Generating QR Codes with ZXing's Intents

Intents are at the core of Android's IPC mechanism. The initiateScan function just called out to an intent under the hood, so we're going to create a similar function for encoding text in a barcode, and we'll add that function to the IntentIntegrator class so that others can use it:

public static void encodeText (Activity activity, String text) {
  	Intent i = new Intent();
  	i.setAction("com.google.zxing.client.android.ENCODE");
  	i.putExtra ("ENCODE_TYPE", "TEXT_TYPE");
  	i.putExtra ("ENCODE_DATA", text);
  	activity.startActivity(i);
}

There are 3 things to do here: Set the action, set the parameters, and start the activity. The action is "ENCODE", and it's fully qualified by the zxing name so that the Android OS knows what application to call to encode that string as a bar code. There are two parameters (or "Extras") one for the type of content, in this case plain text (it could aslo be a URL or a contact), and the data to be encoded.
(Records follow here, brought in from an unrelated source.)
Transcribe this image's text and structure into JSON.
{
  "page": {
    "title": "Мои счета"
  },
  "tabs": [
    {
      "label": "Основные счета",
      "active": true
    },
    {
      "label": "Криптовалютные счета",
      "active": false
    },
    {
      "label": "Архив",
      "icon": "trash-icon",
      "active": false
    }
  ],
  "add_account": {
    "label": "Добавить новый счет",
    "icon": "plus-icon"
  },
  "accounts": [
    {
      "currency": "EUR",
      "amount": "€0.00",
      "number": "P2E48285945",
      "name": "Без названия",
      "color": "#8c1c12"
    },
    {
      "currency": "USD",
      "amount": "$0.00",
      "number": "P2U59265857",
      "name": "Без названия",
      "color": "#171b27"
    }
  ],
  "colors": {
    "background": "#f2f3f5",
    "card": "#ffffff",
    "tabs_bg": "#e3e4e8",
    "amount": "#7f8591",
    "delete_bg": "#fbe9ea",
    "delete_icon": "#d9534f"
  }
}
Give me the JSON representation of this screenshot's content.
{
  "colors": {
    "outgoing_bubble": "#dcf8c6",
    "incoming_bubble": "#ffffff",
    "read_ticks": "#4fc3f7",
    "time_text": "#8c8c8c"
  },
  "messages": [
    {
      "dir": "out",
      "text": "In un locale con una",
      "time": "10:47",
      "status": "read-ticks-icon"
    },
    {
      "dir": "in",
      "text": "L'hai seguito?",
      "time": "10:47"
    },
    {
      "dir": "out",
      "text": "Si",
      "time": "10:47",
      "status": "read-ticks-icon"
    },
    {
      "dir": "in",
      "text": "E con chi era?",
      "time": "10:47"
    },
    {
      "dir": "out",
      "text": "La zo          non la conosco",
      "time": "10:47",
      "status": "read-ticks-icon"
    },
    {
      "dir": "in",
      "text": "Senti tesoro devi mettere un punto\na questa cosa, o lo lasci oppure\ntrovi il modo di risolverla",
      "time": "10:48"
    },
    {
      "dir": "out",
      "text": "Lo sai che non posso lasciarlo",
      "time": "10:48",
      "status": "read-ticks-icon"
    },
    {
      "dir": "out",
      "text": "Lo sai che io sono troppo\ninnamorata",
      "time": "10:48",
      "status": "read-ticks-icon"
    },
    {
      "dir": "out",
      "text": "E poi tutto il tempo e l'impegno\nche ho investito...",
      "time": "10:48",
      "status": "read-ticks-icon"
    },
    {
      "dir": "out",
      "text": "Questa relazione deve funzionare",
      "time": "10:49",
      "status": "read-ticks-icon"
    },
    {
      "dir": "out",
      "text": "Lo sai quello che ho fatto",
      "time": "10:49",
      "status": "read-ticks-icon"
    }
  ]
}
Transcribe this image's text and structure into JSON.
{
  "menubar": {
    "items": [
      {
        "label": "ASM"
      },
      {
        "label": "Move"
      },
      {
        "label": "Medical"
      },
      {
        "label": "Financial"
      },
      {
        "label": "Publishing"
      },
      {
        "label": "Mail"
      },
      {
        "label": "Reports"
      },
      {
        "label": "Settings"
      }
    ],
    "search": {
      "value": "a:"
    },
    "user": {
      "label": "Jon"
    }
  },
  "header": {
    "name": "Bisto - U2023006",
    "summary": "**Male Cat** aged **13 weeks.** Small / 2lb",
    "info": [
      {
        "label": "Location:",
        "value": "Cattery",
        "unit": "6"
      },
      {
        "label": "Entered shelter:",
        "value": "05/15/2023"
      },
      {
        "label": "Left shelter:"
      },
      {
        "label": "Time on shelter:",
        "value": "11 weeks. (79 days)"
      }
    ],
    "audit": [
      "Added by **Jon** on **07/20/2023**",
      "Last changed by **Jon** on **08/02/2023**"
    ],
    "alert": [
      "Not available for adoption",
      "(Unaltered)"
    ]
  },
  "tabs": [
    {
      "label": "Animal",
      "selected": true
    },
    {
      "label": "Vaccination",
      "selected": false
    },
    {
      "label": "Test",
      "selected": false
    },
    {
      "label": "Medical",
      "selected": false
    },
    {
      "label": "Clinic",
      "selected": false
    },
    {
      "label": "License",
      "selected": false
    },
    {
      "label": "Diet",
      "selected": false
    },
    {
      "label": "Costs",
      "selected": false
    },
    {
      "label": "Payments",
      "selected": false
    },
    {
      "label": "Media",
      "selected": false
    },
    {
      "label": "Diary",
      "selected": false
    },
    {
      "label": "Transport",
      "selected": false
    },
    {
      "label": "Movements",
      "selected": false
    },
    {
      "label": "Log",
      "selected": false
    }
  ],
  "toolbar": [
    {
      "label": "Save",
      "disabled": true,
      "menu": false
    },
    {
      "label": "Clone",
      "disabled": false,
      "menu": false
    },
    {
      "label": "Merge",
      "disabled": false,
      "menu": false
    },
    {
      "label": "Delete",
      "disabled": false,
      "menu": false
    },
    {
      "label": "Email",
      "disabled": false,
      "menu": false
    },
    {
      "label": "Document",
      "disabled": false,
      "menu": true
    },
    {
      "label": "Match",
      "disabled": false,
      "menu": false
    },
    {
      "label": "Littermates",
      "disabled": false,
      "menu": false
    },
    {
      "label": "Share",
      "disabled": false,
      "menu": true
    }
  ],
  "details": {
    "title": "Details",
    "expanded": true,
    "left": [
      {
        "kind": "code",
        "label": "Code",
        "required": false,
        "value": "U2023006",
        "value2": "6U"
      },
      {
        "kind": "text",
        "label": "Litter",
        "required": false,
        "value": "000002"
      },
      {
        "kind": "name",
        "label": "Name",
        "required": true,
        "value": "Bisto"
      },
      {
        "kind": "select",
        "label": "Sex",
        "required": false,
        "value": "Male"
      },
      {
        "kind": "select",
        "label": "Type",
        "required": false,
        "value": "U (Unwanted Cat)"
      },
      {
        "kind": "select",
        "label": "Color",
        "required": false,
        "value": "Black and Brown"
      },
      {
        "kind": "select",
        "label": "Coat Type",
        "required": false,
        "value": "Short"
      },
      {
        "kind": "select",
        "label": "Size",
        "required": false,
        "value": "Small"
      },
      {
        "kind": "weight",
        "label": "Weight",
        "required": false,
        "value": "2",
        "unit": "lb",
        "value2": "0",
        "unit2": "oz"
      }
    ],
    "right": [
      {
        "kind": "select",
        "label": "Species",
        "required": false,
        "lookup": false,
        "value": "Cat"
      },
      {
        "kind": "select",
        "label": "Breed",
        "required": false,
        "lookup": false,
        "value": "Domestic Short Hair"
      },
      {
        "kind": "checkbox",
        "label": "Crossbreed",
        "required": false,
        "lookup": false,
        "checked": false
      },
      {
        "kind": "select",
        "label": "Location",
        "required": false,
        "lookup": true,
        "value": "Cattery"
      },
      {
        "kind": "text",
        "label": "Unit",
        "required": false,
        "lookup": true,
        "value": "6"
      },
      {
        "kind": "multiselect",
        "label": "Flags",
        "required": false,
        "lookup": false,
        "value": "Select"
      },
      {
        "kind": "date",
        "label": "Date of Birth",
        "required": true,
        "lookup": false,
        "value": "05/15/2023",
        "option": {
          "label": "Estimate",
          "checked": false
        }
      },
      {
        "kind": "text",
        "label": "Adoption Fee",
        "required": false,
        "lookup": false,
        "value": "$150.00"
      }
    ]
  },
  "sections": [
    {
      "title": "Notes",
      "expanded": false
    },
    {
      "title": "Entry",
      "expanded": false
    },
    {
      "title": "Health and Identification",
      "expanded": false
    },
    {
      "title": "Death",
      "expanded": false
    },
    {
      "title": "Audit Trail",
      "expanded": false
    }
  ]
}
The result should be something like this:

Since the activity we're calling doesn't actually return any results (unlike the SCAN activity), we don't need to write a callback.

One complication that always comes up with intents is that zxing might not actually be installed on the target system, so in reality, we have to handle an activity not found exception:

  	try {
  		activity.startActivity(i);
  	}catch (ActivityNotFoundException e) {
  		showDownloadDialog(activity, stringTitle, stringMessage, stringButtonYes, stringButtonNo);
  	}

In this case, it's handled by displaying a dialog inviting the user to install the barcode scanner.

Integrating this into the Notepad application is simple. Add a new menu item as before, handle the menu item click, pull the text from the note, and call our encode helper:

IntentIntegrator.encodeText (NoteEditor.this, mText.getText().toString());

Conclusion:
That's all it takes to integrate two Android applications to create a pretty cool new feature: passing notes between two mobile phones with nothing but the camera.